I want to take on some of the more questionable and tricky details of script formatting within the next three installments.
Ted appears anxious, eyeballing the luggage. Thelma rolls her eyes.
The first example is wrong because for several reasons, one of the most important being that the parenthetical is used to give SHOT INFO. Another big reason is that, when using a ( ) under a dialogue header (character name), you must keep it specifically about THAT particular character.
Parentheticals are used to describe (short) actions that characters may simultaneously perform as they speak, but that doesn't mean that you can slip a whole shot in and get away with it. It can sometimes be an hard call, but the key idea to keep in mind is KEEP IT SHORT if you're putting it in parentheticals.

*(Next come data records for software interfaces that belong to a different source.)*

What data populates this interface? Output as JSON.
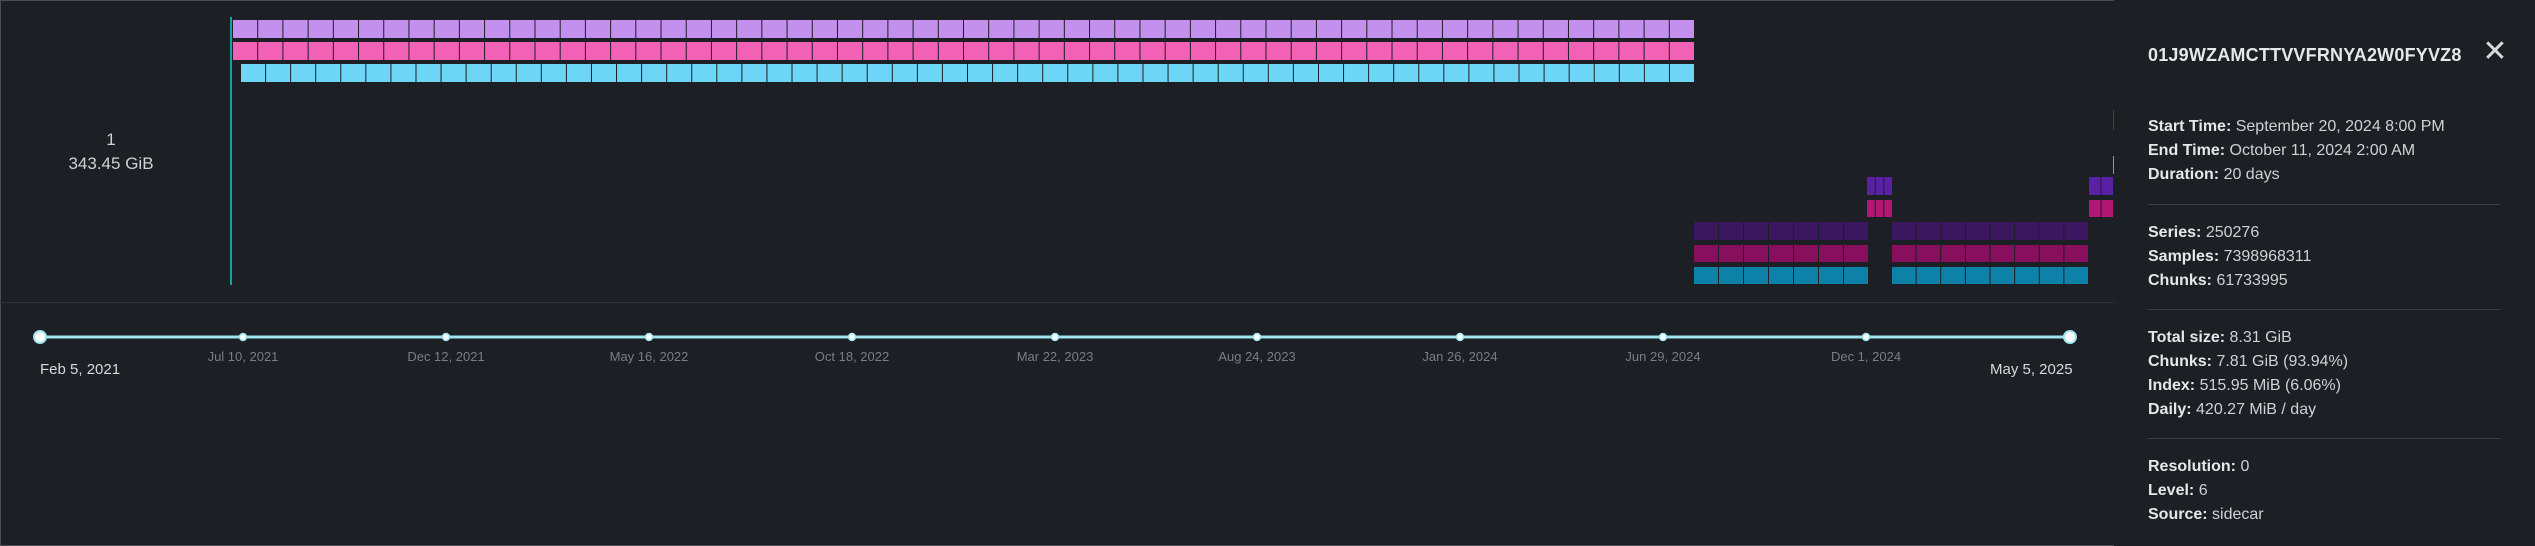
{
  "row_label": {
    "index": "1",
    "size": "343.45 GiB"
  },
  "colors": {
    "lavender": "#c490ee",
    "pink": "#f261b5",
    "cyan": "#6dd5f5",
    "dark_purple": "#3b1760",
    "dark_magenta": "#870f5e",
    "teal": "#0d81a8",
    "purple": "#5b21a5",
    "magenta": "#b31775",
    "track": "#9fe4ee"
  },
  "slider": {
    "start_label": "Feb 5, 2021",
    "end_label": "May 5, 2025",
    "ticks": [
      "Jul 10, 2021",
      "Dec 12, 2021",
      "May 16, 2022",
      "Oct 18, 2022",
      "Mar 22, 2023",
      "Aug 24, 2023",
      "Jan 26, 2024",
      "Jun 29, 2024",
      "Dec 1, 2024"
    ]
  },
  "details": {
    "block_id": "01J9WZAMCTTVVFRNYA2W0FYVZ8",
    "close_icon": "close-icon",
    "time": [
      {
        "label": "Start Time:",
        "value": "September 20, 2024 8:00 PM"
      },
      {
        "label": "End Time:",
        "value": "October 11, 2024 2:00 AM"
      },
      {
        "label": "Duration:",
        "value": "20 days"
      }
    ],
    "counts": [
      {
        "label": "Series:",
        "value": "250276"
      },
      {
        "label": "Samples:",
        "value": "7398968311"
      },
      {
        "label": "Chunks:",
        "value": "61733995"
      }
    ],
    "sizes": [
      {
        "label": "Total size:",
        "value": "8.31 GiB"
      },
      {
        "label": "Chunks:",
        "value": "7.81 GiB (93.94%)"
      },
      {
        "label": "Index:",
        "value": "515.95 MiB (6.06%)"
      },
      {
        "label": "Daily:",
        "value": "420.27 MiB / day"
      }
    ],
    "meta": [
      {
        "label": "Resolution:",
        "value": "0"
      },
      {
        "label": "Level:",
        "value": "6"
      },
      {
        "label": "Source:",
        "value": "sidecar"
      }
    ]
  }
}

**Parentheticals can also be used to show who a character is talking to, or how they're speaking, ie; sarcastic, mockingly, etc.

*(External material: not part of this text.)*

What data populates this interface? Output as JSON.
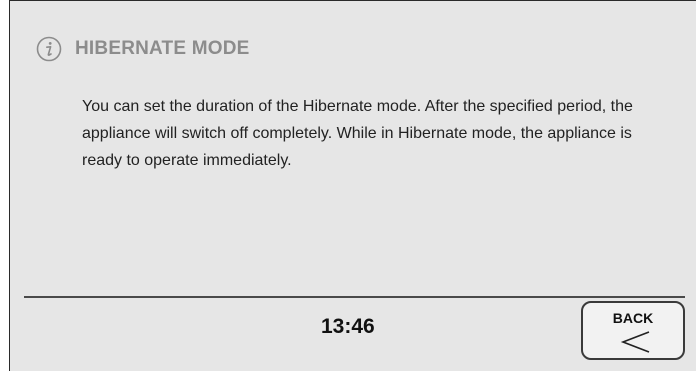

In the second example, the smooth flow that should be on hand in every script is kept in tact. The flow of a script is highly important, and something as 'detail-ish' as a few extra words in paretheses can throw that off. Parentheticals also take up space (space is vital in a script), and they can force your actor(s) to feel as if they have no creative control over their character and interpretation. So while they are an important and helpful element in a screenplay, they're also more trouble than they're worth if over-used or used wrong.
Using VOICE OVER (V.O.)
One element that I see very misused is the Voice Over (V.O.). It too utilizes the parenthetical, but it is a vital element all on its own.
Here's an example of correct usage of Voice Over:
Shirley takes a seat on a nearby park bench. Steven follows.
They're very simple to use, though very important. Its also important that you use them correctly and don't confuse them with Off Screens (O.S.).
Using OFF SCREENS (O.S.)
OFF SCREEN is an element very similar to (V.O.), but the rules that determine which to use is what sets them apart.
Both elements utilize parentheticals, and both are used when a character is speaking but is not seen. Unlike (V.O.), (O.S.) implies that the character can be heard, is nearby, but is not on screen.
Here's an example:
Laura is comfortable on her bed with her journal.
Laura, come on downstairs and eat
Laura turns up her radio, drowing out her mom's voice.
Laura, don't make me come up there!